WORK TO BE COMPLETED -
Return all lines of the records that contain the word "name".

(Interface dataset entries)

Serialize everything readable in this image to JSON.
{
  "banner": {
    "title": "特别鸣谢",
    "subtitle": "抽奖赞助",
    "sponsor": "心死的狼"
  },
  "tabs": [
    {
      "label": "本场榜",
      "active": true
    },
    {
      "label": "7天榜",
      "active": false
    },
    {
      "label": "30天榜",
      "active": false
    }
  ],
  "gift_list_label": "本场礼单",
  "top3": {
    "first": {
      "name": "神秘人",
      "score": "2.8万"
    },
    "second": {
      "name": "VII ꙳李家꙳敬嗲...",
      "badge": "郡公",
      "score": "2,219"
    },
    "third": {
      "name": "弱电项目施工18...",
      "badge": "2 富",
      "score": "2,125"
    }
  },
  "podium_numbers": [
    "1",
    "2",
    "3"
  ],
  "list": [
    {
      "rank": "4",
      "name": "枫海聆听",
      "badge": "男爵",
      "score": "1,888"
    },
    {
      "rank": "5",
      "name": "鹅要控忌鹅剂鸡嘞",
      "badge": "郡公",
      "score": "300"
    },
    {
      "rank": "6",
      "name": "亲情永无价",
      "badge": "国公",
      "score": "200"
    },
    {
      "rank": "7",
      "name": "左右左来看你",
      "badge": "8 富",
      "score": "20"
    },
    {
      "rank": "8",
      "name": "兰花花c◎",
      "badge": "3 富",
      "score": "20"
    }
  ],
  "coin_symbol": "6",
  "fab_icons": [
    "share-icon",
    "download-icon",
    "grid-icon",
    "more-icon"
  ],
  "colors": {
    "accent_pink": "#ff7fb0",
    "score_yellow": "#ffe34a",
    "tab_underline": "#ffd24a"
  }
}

TASK ANSWER -
      "name": "神秘人",
      "name": "VII ꙳李家꙳敬嗲...",
      "name": "弱电项目施工18...",
      "name": "枫海聆听",
      "name": "鹅要控忌鹅剂鸡嘞",
      "name": "亲情永无价",
      "name": "左右左来看你",
      "name": "兰花花c◎",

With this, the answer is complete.